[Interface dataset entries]

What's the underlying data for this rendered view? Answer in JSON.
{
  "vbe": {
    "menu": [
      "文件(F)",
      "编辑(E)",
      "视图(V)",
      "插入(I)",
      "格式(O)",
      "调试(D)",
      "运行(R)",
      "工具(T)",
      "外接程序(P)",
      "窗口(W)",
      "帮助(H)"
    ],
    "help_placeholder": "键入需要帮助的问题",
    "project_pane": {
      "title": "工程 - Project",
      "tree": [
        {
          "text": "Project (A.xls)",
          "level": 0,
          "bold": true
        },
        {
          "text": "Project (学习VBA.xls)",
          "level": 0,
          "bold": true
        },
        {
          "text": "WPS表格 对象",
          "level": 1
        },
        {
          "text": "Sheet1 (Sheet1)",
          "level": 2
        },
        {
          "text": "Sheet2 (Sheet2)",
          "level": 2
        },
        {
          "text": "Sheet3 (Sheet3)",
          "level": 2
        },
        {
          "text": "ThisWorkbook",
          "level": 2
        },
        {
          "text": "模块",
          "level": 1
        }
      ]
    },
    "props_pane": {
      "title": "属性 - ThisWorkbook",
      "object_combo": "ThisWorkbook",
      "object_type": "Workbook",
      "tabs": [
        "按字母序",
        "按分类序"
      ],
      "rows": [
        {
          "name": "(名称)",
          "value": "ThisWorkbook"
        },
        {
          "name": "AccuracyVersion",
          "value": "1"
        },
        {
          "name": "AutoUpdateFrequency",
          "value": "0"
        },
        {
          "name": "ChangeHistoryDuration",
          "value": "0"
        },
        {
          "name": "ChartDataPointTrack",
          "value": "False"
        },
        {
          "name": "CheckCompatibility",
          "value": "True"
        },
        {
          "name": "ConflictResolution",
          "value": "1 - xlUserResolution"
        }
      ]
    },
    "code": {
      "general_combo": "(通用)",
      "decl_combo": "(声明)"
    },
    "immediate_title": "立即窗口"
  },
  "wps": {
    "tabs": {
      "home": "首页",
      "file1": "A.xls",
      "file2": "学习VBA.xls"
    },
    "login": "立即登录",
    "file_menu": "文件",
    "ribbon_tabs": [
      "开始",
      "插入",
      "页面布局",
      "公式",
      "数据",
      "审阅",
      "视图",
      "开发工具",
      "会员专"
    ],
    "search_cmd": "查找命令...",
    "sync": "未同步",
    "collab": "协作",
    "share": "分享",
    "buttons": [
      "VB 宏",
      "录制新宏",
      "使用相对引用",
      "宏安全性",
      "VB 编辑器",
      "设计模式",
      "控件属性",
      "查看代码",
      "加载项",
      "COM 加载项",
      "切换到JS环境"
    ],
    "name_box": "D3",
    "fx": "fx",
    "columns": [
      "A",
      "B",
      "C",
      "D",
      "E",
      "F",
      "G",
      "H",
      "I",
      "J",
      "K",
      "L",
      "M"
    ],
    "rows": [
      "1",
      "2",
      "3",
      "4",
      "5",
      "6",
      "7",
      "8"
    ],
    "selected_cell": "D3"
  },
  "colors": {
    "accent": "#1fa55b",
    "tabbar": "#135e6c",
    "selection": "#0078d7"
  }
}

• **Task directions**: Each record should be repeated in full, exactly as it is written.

• **Response**:
What's the underlying data for this rendered view? Answer in JSON.
{
  "vbe": {
    "menu": [
      "文件(F)",
      "编辑(E)",
      "视图(V)",
      "插入(I)",
      "格式(O)",
      "调试(D)",
      "运行(R)",
      "工具(T)",
      "外接程序(P)",
      "窗口(W)",
      "帮助(H)"
    ],
    "help_placeholder": "键入需要帮助的问题",
    "project_pane": {
      "title": "工程 - Project",
      "tree": [
        {
          "text": "Project (A.xls)",
          "level": 0,
          "bold": true
        },
        {
          "text": "Project (学习VBA.xls)",
          "level": 0,
          "bold": true
        },
        {
          "text": "WPS表格 对象",
          "level": 1
        },
        {
          "text": "Sheet1 (Sheet1)",
          "level": 2
        },
        {
          "text": "Sheet2 (Sheet2)",
          "level": 2
        },
        {
          "text": "Sheet3 (Sheet3)",
          "level": 2
        },
        {
          "text": "ThisWorkbook",
          "level": 2
        },
        {
          "text": "模块",
          "level": 1
        }
      ]
    },
    "props_pane": {
      "title": "属性 - ThisWorkbook",
      "object_combo": "ThisWorkbook",
      "object_type": "Workbook",
      "tabs": [
        "按字母序",
        "按分类序"
      ],
      "rows": [
        {
          "name": "(名称)",
          "value": "ThisWorkbook"
        },
        {
          "name": "AccuracyVersion",
          "value": "1"
        },
        {
          "name": "AutoUpdateFrequency",
          "value": "0"
        },
        {
          "name": "ChangeHistoryDuration",
          "value": "0"
        },
        {
          "name": "ChartDataPointTrack",
          "value": "False"
        },
        {
          "name": "CheckCompatibility",
          "value": "True"
        },
        {
          "name": "ConflictResolution",
          "value": "1 - xlUserResolution"
        }
      ]
    },
    "code": {
      "general_combo": "(通用)",
      "decl_combo": "(声明)"
    },
    "immediate_title": "立即窗口"
  },
  "wps": {
    "tabs": {
      "home": "首页",
      "file1": "A.xls",
      "file2": "学习VBA.xls"
    },
    "login": "立即登录",
    "file_menu": "文件",
    "ribbon_tabs": [
      "开始",
      "插入",
      "页面布局",
      "公式",
      "数据",
      "审阅",
      "视图",
      "开发工具",
      "会员专"
    ],
    "search_cmd": "查找命令...",
    "sync": "未同步",
    "collab": "协作",
    "share": "分享",
    "buttons": [
      "VB 宏",
      "录制新宏",
      "使用相对引用",
      "宏安全性",
      "VB 编辑器",
      "设计模式",
      "控件属性",
      "查看代码",
      "加载项",
      "COM 加载项",
      "切换到JS环境"
    ],
    "name_box": "D3",
    "fx": "fx",
    "columns": [
      "A",
      "B",
      "C",
      "D",
      "E",
      "F",
      "G",
      "H",
      "I",
      "J",
      "K",
      "L",
      "M"
    ],
    "rows": [
      "1",
      "2",
      "3",
      "4",
      "5",
      "6",
      "7",
      "8"
    ],
    "selected_cell": "D3"
  },
  "colors": {
    "accent": "#1fa55b",
    "tabbar": "#135e6c",
    "selection": "#0078d7"
  }
}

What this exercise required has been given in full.